[Page and application data records]

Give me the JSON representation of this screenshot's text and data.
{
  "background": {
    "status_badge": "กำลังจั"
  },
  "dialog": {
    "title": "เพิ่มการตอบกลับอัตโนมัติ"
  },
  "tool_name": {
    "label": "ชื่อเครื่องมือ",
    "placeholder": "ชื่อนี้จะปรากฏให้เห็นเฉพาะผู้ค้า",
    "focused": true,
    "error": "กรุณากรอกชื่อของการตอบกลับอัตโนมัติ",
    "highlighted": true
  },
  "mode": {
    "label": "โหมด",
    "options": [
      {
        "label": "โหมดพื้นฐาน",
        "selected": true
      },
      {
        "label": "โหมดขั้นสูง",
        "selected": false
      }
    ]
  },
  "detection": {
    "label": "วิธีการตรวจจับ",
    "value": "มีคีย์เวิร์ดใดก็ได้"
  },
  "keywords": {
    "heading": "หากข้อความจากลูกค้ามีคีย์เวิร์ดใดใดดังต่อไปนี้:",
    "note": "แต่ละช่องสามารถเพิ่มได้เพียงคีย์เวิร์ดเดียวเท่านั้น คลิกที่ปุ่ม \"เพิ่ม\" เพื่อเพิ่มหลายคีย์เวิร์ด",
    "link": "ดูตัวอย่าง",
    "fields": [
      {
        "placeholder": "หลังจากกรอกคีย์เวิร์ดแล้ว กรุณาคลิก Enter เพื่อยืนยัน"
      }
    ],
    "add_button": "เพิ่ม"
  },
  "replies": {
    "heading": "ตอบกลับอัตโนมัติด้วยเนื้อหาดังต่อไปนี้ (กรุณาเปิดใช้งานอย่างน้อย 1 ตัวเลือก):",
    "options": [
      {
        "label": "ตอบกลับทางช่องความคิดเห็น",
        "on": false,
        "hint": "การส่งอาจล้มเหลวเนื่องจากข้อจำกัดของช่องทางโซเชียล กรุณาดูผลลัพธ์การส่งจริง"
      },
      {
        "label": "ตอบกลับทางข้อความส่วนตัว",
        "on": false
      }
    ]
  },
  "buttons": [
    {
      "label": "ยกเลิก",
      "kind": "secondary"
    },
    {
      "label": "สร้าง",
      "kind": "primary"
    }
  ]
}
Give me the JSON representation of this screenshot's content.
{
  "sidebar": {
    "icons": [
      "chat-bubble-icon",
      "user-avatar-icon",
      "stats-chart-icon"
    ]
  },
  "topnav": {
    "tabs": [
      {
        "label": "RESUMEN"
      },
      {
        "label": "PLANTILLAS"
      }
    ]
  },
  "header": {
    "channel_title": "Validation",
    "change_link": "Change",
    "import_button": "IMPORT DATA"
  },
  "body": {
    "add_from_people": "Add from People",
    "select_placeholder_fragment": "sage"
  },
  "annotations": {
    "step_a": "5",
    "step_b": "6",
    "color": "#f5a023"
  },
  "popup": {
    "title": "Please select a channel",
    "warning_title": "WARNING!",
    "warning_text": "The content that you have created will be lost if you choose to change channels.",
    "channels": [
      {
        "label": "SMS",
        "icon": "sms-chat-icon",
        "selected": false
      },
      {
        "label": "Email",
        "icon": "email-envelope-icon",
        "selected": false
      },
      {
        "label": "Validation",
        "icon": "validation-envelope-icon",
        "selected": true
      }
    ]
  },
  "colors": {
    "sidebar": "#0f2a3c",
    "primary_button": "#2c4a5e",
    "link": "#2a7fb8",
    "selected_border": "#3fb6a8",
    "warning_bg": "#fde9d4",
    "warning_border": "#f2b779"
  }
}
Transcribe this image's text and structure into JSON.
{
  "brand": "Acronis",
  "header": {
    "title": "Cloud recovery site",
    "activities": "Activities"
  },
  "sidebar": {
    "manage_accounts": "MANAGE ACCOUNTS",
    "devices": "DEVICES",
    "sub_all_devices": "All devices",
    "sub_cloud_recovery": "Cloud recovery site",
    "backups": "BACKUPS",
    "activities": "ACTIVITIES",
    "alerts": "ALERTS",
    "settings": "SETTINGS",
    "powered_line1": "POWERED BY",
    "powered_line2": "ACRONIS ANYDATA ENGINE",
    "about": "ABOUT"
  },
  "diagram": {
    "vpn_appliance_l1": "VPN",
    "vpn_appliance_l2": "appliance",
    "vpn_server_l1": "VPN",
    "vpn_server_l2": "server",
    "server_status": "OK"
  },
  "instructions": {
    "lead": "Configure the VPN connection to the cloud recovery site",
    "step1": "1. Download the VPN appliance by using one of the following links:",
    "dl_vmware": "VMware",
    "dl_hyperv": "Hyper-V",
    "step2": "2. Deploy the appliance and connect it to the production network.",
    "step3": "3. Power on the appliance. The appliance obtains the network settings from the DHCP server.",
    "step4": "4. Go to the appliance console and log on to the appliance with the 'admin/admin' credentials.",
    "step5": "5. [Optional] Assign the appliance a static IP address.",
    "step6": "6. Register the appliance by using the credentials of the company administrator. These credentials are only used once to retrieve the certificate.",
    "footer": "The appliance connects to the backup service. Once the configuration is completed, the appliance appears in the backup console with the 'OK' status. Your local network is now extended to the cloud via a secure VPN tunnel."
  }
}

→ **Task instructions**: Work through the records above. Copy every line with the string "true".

→ **Result for this exercise**:
    "focused": true,
    "highlighted": true
        "selected": true
        "selected": true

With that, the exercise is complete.